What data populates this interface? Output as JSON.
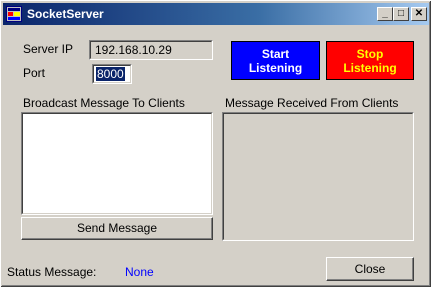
{
  "window": {
    "title": "SocketServer"
  },
  "titlebar": {
    "minimize_glyph": "_",
    "maximize_glyph": "□",
    "close_glyph": "✕"
  },
  "server": {
    "ip_label": "Server IP",
    "ip_value": "192.168.10.29",
    "port_label": "Port",
    "port_value": "8000"
  },
  "buttons": {
    "start_line1": "Start",
    "start_line2": "Listening",
    "stop_line1": "Stop",
    "stop_line2": "Listening",
    "send_message": "Send Message",
    "close": "Close"
  },
  "broadcast": {
    "label": "Broadcast Message To Clients",
    "value": ""
  },
  "received": {
    "label": "Message Received From Clients",
    "value": ""
  },
  "status": {
    "label": "Status Message:",
    "value": "None"
  },
  "colors": {
    "start_bg": "#0000ff",
    "stop_bg": "#ff0000",
    "stop_text": "#ffff00",
    "status_value": "#0000ff"
  },
  "icons": {
    "app": "app-window-icon"
  }
}
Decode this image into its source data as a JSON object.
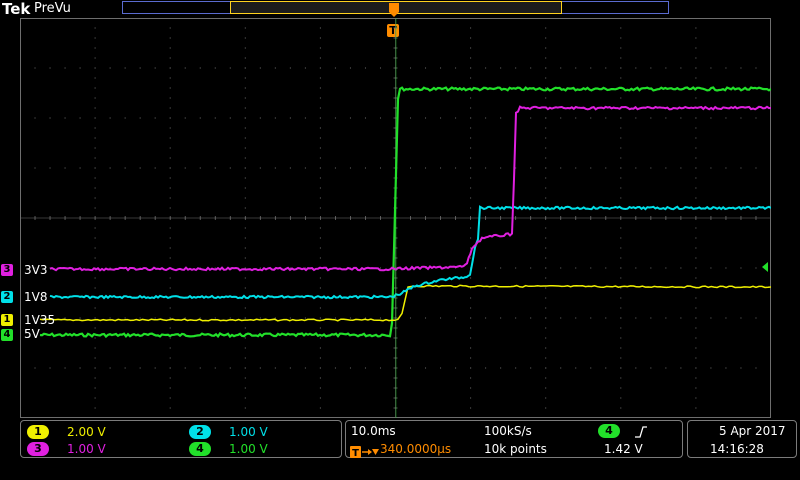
{
  "topbar": {
    "logo": "Tek",
    "mode": "PreVu"
  },
  "trigger": {
    "position_label": "T",
    "marker": "T"
  },
  "colors": {
    "ch1": "#f0f000",
    "ch2": "#00e0e8",
    "ch3": "#e020e0",
    "ch4": "#22e02a",
    "trigger": "#ff8c00",
    "grid": "#6e6e6e"
  },
  "channels": [
    {
      "num": "3",
      "label": "3V3"
    },
    {
      "num": "2",
      "label": "1V8"
    },
    {
      "num": "1",
      "label": "1V35"
    },
    {
      "num": "4",
      "label": "5V"
    }
  ],
  "scale_panel": {
    "ch1": {
      "num": "1",
      "value": "2.00 V"
    },
    "ch2": {
      "num": "2",
      "value": "1.00 V"
    },
    "ch3": {
      "num": "3",
      "value": "1.00 V"
    },
    "ch4": {
      "num": "4",
      "value": "1.00 V"
    }
  },
  "timebase": {
    "time_div": "10.0ms",
    "sample_rate": "100kS/s",
    "trigger_delay": "340.0000µs",
    "record_length": "10k points"
  },
  "trigger_panel": {
    "source": "4",
    "slope_icon": "rising-edge-icon",
    "level": "1.42 V"
  },
  "datetime": {
    "date": "5 Apr 2017",
    "time": "14:16:28"
  }
}
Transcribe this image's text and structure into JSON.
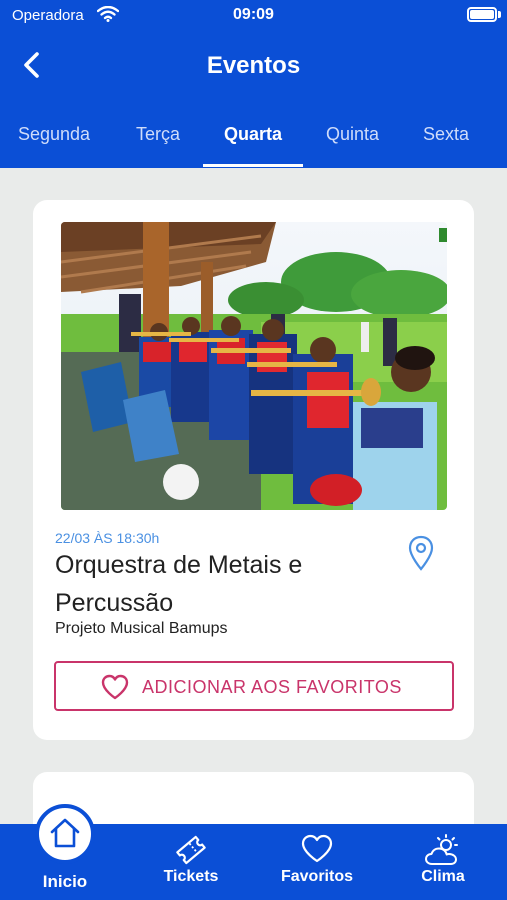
{
  "status": {
    "carrier": "Operadora",
    "time": "09:09"
  },
  "nav": {
    "title": "Eventos"
  },
  "tabs": [
    {
      "label": "Segunda"
    },
    {
      "label": "Terça"
    },
    {
      "label": "Quarta"
    },
    {
      "label": "Quinta"
    },
    {
      "label": "Sexta"
    }
  ],
  "active_tab": "Quarta",
  "event": {
    "date": "22/03 ÀS 18:30h",
    "title": "Orquestra de Metais e Percussão",
    "organizer": "Projeto Musical Bamups",
    "favorite_label": "ADICIONAR AOS FAVORITOS",
    "image_icon": "band-photo"
  },
  "tabbar": {
    "items": [
      {
        "label": "Inicio",
        "icon": "home-icon"
      },
      {
        "label": "Tickets",
        "icon": "ticket-icon"
      },
      {
        "label": "Favoritos",
        "icon": "heart-icon"
      },
      {
        "label": "Clima",
        "icon": "weather-icon"
      }
    ]
  },
  "colors": {
    "primary": "#0b4fd6",
    "accent": "#c9346a",
    "date": "#4a90e2",
    "background": "#e9ebea"
  }
}
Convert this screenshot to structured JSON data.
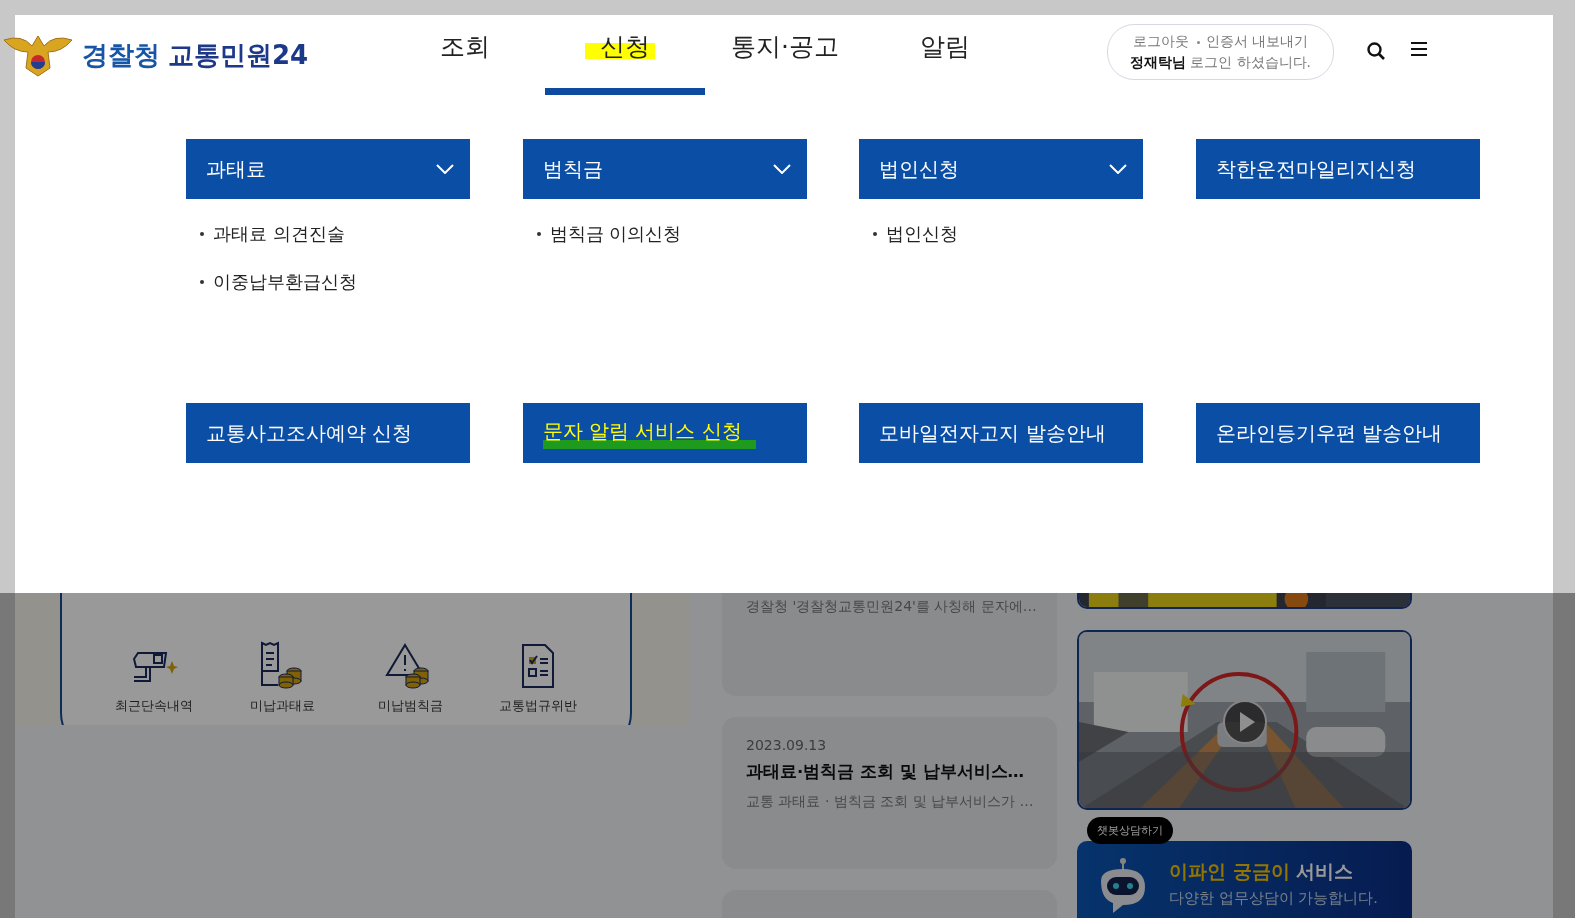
{
  "logo": {
    "agency": "경찰청",
    "service": "교통민원24"
  },
  "nav": [
    {
      "label": "조회",
      "selected": false,
      "highlighted": false
    },
    {
      "label": "신청",
      "selected": true,
      "highlighted": true
    },
    {
      "label": "통지·공고",
      "selected": false,
      "highlighted": false
    },
    {
      "label": "알림",
      "selected": false,
      "highlighted": false
    }
  ],
  "account": {
    "logout": "로그아웃",
    "export_certificate": "인증서 내보내기",
    "user": "정재탁님",
    "status": "로그인 하셨습니다."
  },
  "menu": [
    {
      "label": "과태료",
      "expandable": true,
      "highlighted": false,
      "items": [
        "과태료 의견진술",
        "이중납부환급신청"
      ]
    },
    {
      "label": "범칙금",
      "expandable": true,
      "highlighted": false,
      "items": [
        "범칙금 이의신청"
      ]
    },
    {
      "label": "법인신청",
      "expandable": true,
      "highlighted": false,
      "items": [
        "법인신청"
      ]
    },
    {
      "label": "착한운전마일리지신청",
      "expandable": false,
      "highlighted": false
    },
    {
      "label": "교통사고조사예약 신청",
      "expandable": false,
      "highlighted": false
    },
    {
      "label": "문자 알림 서비스 신청",
      "expandable": false,
      "highlighted": true
    },
    {
      "label": "모바일전자고지 발송안내",
      "expandable": false,
      "highlighted": false
    },
    {
      "label": "온라인등기우편 발송안내",
      "expandable": false,
      "highlighted": false
    }
  ],
  "quick_menu": [
    {
      "label": "최근단속내역",
      "kind": "camera"
    },
    {
      "label": "미납과태료",
      "kind": "receipt"
    },
    {
      "label": "미납범칙금",
      "kind": "warning"
    },
    {
      "label": "교통법규위반",
      "kind": "checklist"
    }
  ],
  "news": [
    {
      "summary": "경찰청 '경찰청교통민원24'를 사칭해 문자에…"
    },
    {
      "date": "2023.09.13",
      "title": "과태료·범칙금 조회 및 납부서비스…",
      "summary": "교통 과태료 · 범칙금 조회 및 납부서비스가 …"
    }
  ],
  "chatbot": {
    "bubble": "챗봇상담하기",
    "title_accent": "이파인 궁금이",
    "title_rest": "서비스",
    "subtitle": "다양한 업무상담이 가능합니다."
  }
}
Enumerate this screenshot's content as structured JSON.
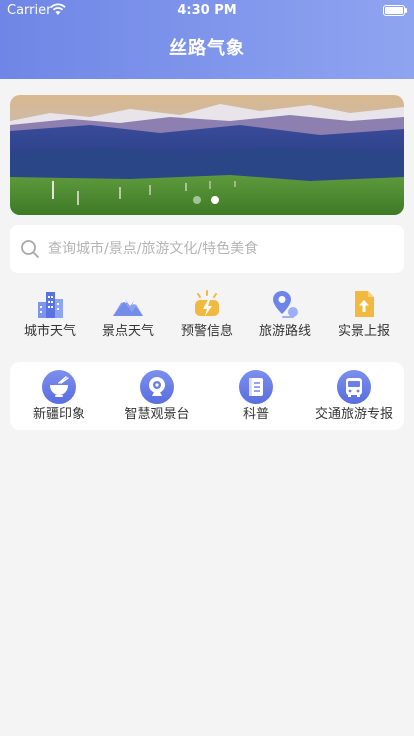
{
  "status_bar": {
    "carrier": "Carrier",
    "time": "4:30 PM"
  },
  "header": {
    "title": "丝路气象"
  },
  "banner": {
    "page_count": 2,
    "active_page": 2
  },
  "search": {
    "placeholder": "查询城市/景点/旅游文化/特色美食"
  },
  "quick_nav": [
    {
      "label": "城市天气",
      "icon": "city-buildings-icon"
    },
    {
      "label": "景点天气",
      "icon": "mountain-icon"
    },
    {
      "label": "预警信息",
      "icon": "warning-lightning-icon"
    },
    {
      "label": "旅游路线",
      "icon": "route-pin-icon"
    },
    {
      "label": "实景上报",
      "icon": "upload-report-icon"
    }
  ],
  "services": [
    {
      "label": "新疆印象",
      "icon": "bowl-icon"
    },
    {
      "label": "智慧观景台",
      "icon": "webcam-icon"
    },
    {
      "label": "科普",
      "icon": "book-icon"
    },
    {
      "label": "交通旅游专报",
      "icon": "bus-icon"
    }
  ],
  "colors": {
    "header_start": "#6f86e6",
    "header_end": "#8fa4f0",
    "accent": "#5a6ede",
    "background": "#f4f4f4"
  }
}
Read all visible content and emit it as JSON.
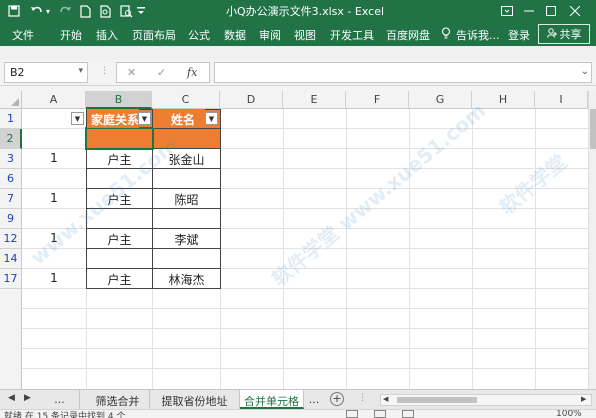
{
  "window": {
    "title": "小Q办公演示文件3.xlsx - Excel"
  },
  "ribbon": {
    "tabs": [
      "文件",
      "开始",
      "插入",
      "页面布局",
      "公式",
      "数据",
      "审阅",
      "视图",
      "开发工具",
      "百度网盘"
    ],
    "tell_me": "告诉我...",
    "login": "登录",
    "share": "共享"
  },
  "formula_bar": {
    "name_box": "B2",
    "cancel": "✕",
    "enter": "✓",
    "function": "fx",
    "content": ""
  },
  "grid": {
    "columns": [
      "A",
      "B",
      "C",
      "D",
      "E",
      "F",
      "G",
      "H",
      "I"
    ],
    "selected_column": "B",
    "rows": [
      {
        "label": "1",
        "selected": false
      },
      {
        "label": "2",
        "selected": true
      },
      {
        "label": "3",
        "selected": false
      },
      {
        "label": "6",
        "selected": false
      },
      {
        "label": "7",
        "selected": false
      },
      {
        "label": "9",
        "selected": false
      },
      {
        "label": "12",
        "selected": false
      },
      {
        "label": "14",
        "selected": false
      },
      {
        "label": "17",
        "selected": false
      }
    ],
    "header_b": "家庭关系",
    "header_c": "姓名",
    "cells": [
      {
        "a": "",
        "b": "",
        "c": ""
      },
      {
        "a": "1",
        "b": "户主",
        "c": "张金山"
      },
      {
        "a": "",
        "b": "",
        "c": ""
      },
      {
        "a": "1",
        "b": "户主",
        "c": "陈昭"
      },
      {
        "a": "",
        "b": "",
        "c": ""
      },
      {
        "a": "1",
        "b": "户主",
        "c": "李斌"
      },
      {
        "a": "",
        "b": "",
        "c": ""
      },
      {
        "a": "1",
        "b": "户主",
        "c": "林海杰"
      }
    ],
    "header_fill": "#ed7d31"
  },
  "sheets": {
    "tabs": [
      "筛选合并",
      "提取省份地址",
      "合并单元格"
    ],
    "active": 2,
    "more": "...",
    "add": "+"
  },
  "status": {
    "text": "就绪    在 15 条记录中找到 4 个",
    "zoom": "100%"
  },
  "watermark": "软件学堂 www.xue51.com",
  "colors": {
    "accent": "#217346",
    "header_fill": "#ed7d31",
    "row_header_text": "#1f3ec2"
  }
}
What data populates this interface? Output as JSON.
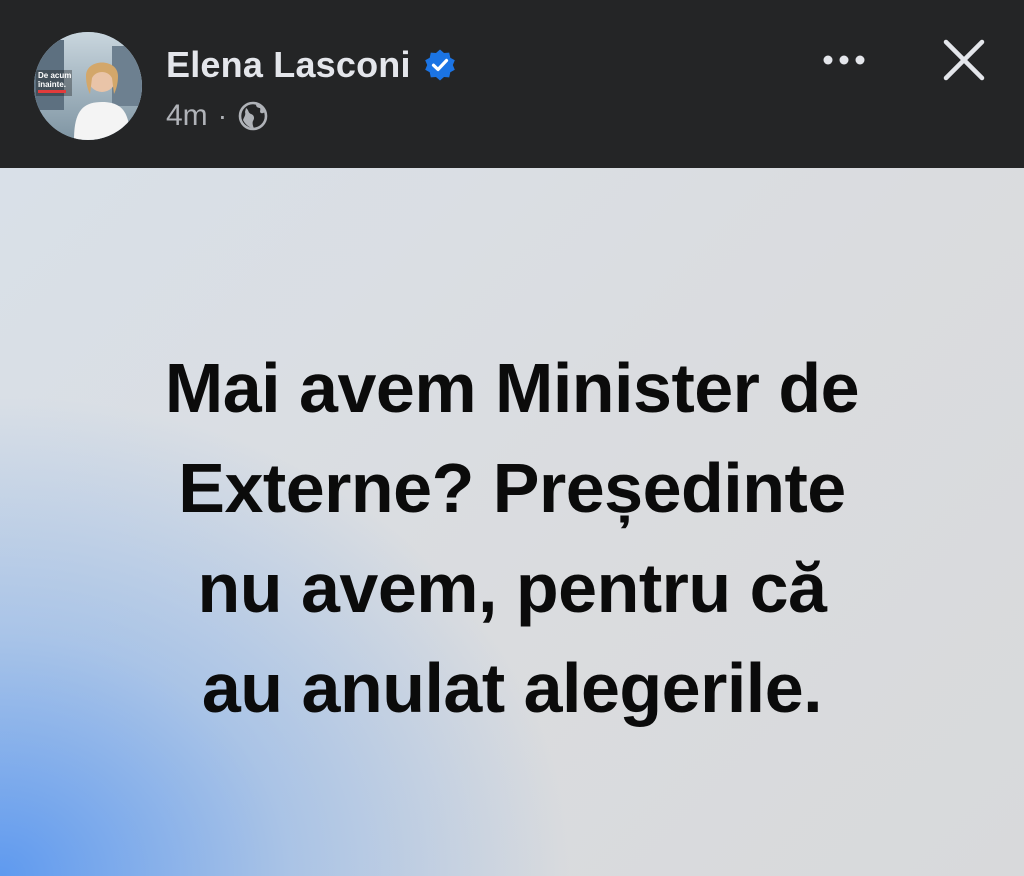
{
  "post": {
    "author_name": "Elena Lasconi",
    "timestamp": "4m",
    "separator": "·",
    "audience_icon": "globe-icon",
    "verified_icon": "verified-badge-icon",
    "avatar_caption_line1": "De acum",
    "avatar_caption_line2": "înainte.",
    "text_lines": [
      "Mai avem Minister de",
      "Externe? Președinte",
      "nu avem, pentru că",
      "au anulat alegerile."
    ]
  },
  "header": {
    "more_icon": "more-options-icon",
    "close_icon": "close-icon"
  },
  "colors": {
    "header_bg": "#242526",
    "author_text": "#e4e6eb",
    "meta_text": "#b0b3b8",
    "verified_blue": "#1b74e4",
    "post_text": "#0b0b0b"
  }
}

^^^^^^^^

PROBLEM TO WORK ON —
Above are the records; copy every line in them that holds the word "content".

FINISHED EXERCISE —
Enumerate this screenshot's content as structured JSON.
Read all visible content and emit it as JSON.
    "content": ""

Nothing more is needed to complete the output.